> [Task requirements] Once you have read the entries below, repeat all of them exactly.

Data excerpts
==============================

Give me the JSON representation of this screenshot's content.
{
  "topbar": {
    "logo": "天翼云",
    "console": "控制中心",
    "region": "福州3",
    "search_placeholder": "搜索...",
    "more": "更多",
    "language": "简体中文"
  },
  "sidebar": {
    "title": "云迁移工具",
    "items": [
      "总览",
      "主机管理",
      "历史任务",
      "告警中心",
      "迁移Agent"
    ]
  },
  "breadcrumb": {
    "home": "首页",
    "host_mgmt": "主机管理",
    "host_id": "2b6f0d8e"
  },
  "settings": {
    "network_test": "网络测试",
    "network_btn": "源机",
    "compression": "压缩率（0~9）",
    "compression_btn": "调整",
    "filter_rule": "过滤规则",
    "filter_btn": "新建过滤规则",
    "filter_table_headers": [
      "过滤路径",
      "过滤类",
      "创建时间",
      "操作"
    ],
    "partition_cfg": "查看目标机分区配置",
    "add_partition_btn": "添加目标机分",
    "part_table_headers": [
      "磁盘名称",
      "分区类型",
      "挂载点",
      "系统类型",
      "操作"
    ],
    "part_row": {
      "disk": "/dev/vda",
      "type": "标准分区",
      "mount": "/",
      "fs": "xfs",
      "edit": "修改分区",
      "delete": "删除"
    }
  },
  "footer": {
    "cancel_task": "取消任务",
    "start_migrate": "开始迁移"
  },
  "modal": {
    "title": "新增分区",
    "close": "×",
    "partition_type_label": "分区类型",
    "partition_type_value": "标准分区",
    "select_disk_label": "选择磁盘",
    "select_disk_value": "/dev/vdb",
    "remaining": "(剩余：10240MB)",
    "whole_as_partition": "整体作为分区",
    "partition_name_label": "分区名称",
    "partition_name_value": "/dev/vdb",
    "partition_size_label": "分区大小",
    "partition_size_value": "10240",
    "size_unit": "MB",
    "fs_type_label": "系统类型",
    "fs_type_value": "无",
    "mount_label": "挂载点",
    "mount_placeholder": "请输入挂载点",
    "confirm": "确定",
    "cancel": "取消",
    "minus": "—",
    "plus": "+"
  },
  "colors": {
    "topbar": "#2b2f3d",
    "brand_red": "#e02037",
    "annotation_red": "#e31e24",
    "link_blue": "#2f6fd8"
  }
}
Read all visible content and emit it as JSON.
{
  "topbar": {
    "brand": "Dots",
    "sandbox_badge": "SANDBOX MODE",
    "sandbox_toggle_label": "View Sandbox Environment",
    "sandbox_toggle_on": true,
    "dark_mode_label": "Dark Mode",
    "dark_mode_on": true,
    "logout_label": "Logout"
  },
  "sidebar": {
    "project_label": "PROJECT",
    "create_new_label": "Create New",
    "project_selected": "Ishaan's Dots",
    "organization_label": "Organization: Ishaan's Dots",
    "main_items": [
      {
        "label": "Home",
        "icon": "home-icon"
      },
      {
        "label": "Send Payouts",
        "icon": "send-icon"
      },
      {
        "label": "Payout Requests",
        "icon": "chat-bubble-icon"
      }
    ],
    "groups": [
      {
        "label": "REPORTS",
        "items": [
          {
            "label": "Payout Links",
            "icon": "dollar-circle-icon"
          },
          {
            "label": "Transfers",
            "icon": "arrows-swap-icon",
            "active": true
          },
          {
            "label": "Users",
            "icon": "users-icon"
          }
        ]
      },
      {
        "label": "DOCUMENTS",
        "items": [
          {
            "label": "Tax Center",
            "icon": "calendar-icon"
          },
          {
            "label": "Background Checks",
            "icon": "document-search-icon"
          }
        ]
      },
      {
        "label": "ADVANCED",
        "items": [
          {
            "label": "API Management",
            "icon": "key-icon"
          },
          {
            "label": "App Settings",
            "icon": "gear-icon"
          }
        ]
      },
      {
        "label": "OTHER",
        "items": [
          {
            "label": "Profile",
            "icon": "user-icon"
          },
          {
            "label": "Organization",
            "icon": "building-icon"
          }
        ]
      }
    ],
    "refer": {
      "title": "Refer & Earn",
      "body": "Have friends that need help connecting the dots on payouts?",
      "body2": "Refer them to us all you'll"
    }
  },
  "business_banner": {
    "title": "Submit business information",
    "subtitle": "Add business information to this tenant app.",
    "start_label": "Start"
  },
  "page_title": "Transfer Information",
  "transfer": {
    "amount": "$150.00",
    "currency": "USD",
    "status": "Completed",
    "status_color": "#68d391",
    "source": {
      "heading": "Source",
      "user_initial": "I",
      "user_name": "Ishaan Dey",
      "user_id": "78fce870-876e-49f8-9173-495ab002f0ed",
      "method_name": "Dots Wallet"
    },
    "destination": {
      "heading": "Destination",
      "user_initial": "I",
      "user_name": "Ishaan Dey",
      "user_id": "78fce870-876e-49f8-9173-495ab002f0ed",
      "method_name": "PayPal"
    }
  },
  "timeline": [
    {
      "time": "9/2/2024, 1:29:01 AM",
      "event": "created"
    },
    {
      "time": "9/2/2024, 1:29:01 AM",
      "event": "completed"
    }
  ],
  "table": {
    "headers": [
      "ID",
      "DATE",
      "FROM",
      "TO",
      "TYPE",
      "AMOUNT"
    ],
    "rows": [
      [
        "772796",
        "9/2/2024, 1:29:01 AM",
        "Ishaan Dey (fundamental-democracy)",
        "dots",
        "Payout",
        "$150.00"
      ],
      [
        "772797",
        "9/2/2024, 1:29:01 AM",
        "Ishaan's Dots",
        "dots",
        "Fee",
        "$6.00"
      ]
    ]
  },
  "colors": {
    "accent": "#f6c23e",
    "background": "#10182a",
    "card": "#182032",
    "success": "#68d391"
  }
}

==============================

> [Response area]
Give me the JSON representation of this screenshot's content.
{
  "topbar": {
    "logo": "天翼云",
    "console": "控制中心",
    "region": "福州3",
    "search_placeholder": "搜索...",
    "more": "更多",
    "language": "简体中文"
  },
  "sidebar": {
    "title": "云迁移工具",
    "items": [
      "总览",
      "主机管理",
      "历史任务",
      "告警中心",
      "迁移Agent"
    ]
  },
  "breadcrumb": {
    "home": "首页",
    "host_mgmt": "主机管理",
    "host_id": "2b6f0d8e"
  },
  "settings": {
    "network_test": "网络测试",
    "network_btn": "源机",
    "compression": "压缩率（0~9）",
    "compression_btn": "调整",
    "filter_rule": "过滤规则",
    "filter_btn": "新建过滤规则",
    "filter_table_headers": [
      "过滤路径",
      "过滤类",
      "创建时间",
      "操作"
    ],
    "partition_cfg": "查看目标机分区配置",
    "add_partition_btn": "添加目标机分",
    "part_table_headers": [
      "磁盘名称",
      "分区类型",
      "挂载点",
      "系统类型",
      "操作"
    ],
    "part_row": {
      "disk": "/dev/vda",
      "type": "标准分区",
      "mount": "/",
      "fs": "xfs",
      "edit": "修改分区",
      "delete": "删除"
    }
  },
  "footer": {
    "cancel_task": "取消任务",
    "start_migrate": "开始迁移"
  },
  "modal": {
    "title": "新增分区",
    "close": "×",
    "partition_type_label": "分区类型",
    "partition_type_value": "标准分区",
    "select_disk_label": "选择磁盘",
    "select_disk_value": "/dev/vdb",
    "remaining": "(剩余：10240MB)",
    "whole_as_partition": "整体作为分区",
    "partition_name_label": "分区名称",
    "partition_name_value": "/dev/vdb",
    "partition_size_label": "分区大小",
    "partition_size_value": "10240",
    "size_unit": "MB",
    "fs_type_label": "系统类型",
    "fs_type_value": "无",
    "mount_label": "挂载点",
    "mount_placeholder": "请输入挂载点",
    "confirm": "确定",
    "cancel": "取消",
    "minus": "—",
    "plus": "+"
  },
  "colors": {
    "topbar": "#2b2f3d",
    "brand_red": "#e02037",
    "annotation_red": "#e31e24",
    "link_blue": "#2f6fd8"
  }
}
Read all visible content and emit it as JSON.
{
  "topbar": {
    "brand": "Dots",
    "sandbox_badge": "SANDBOX MODE",
    "sandbox_toggle_label": "View Sandbox Environment",
    "sandbox_toggle_on": true,
    "dark_mode_label": "Dark Mode",
    "dark_mode_on": true,
    "logout_label": "Logout"
  },
  "sidebar": {
    "project_label": "PROJECT",
    "create_new_label": "Create New",
    "project_selected": "Ishaan's Dots",
    "organization_label": "Organization: Ishaan's Dots",
    "main_items": [
      {
        "label": "Home",
        "icon": "home-icon"
      },
      {
        "label": "Send Payouts",
        "icon": "send-icon"
      },
      {
        "label": "Payout Requests",
        "icon": "chat-bubble-icon"
      }
    ],
    "groups": [
      {
        "label": "REPORTS",
        "items": [
          {
            "label": "Payout Links",
            "icon": "dollar-circle-icon"
          },
          {
            "label": "Transfers",
            "icon": "arrows-swap-icon",
            "active": true
          },
          {
            "label": "Users",
            "icon": "users-icon"
          }
        ]
      },
      {
        "label": "DOCUMENTS",
        "items": [
          {
            "label": "Tax Center",
            "icon": "calendar-icon"
          },
          {
            "label": "Background Checks",
            "icon": "document-search-icon"
          }
        ]
      },
      {
        "label": "ADVANCED",
        "items": [
          {
            "label": "API Management",
            "icon": "key-icon"
          },
          {
            "label": "App Settings",
            "icon": "gear-icon"
          }
        ]
      },
      {
        "label": "OTHER",
        "items": [
          {
            "label": "Profile",
            "icon": "user-icon"
          },
          {
            "label": "Organization",
            "icon": "building-icon"
          }
        ]
      }
    ],
    "refer": {
      "title": "Refer & Earn",
      "body": "Have friends that need help connecting the dots on payouts?",
      "body2": "Refer them to us all you'll"
    }
  },
  "business_banner": {
    "title": "Submit business information",
    "subtitle": "Add business information to this tenant app.",
    "start_label": "Start"
  },
  "page_title": "Transfer Information",
  "transfer": {
    "amount": "$150.00",
    "currency": "USD",
    "status": "Completed",
    "status_color": "#68d391",
    "source": {
      "heading": "Source",
      "user_initial": "I",
      "user_name": "Ishaan Dey",
      "user_id": "78fce870-876e-49f8-9173-495ab002f0ed",
      "method_name": "Dots Wallet"
    },
    "destination": {
      "heading": "Destination",
      "user_initial": "I",
      "user_name": "Ishaan Dey",
      "user_id": "78fce870-876e-49f8-9173-495ab002f0ed",
      "method_name": "PayPal"
    }
  },
  "timeline": [
    {
      "time": "9/2/2024, 1:29:01 AM",
      "event": "created"
    },
    {
      "time": "9/2/2024, 1:29:01 AM",
      "event": "completed"
    }
  ],
  "table": {
    "headers": [
      "ID",
      "DATE",
      "FROM",
      "TO",
      "TYPE",
      "AMOUNT"
    ],
    "rows": [
      [
        "772796",
        "9/2/2024, 1:29:01 AM",
        "Ishaan Dey (fundamental-democracy)",
        "dots",
        "Payout",
        "$150.00"
      ],
      [
        "772797",
        "9/2/2024, 1:29:01 AM",
        "Ishaan's Dots",
        "dots",
        "Fee",
        "$6.00"
      ]
    ]
  },
  "colors": {
    "accent": "#f6c23e",
    "background": "#10182a",
    "card": "#182032",
    "success": "#68d391"
  }
}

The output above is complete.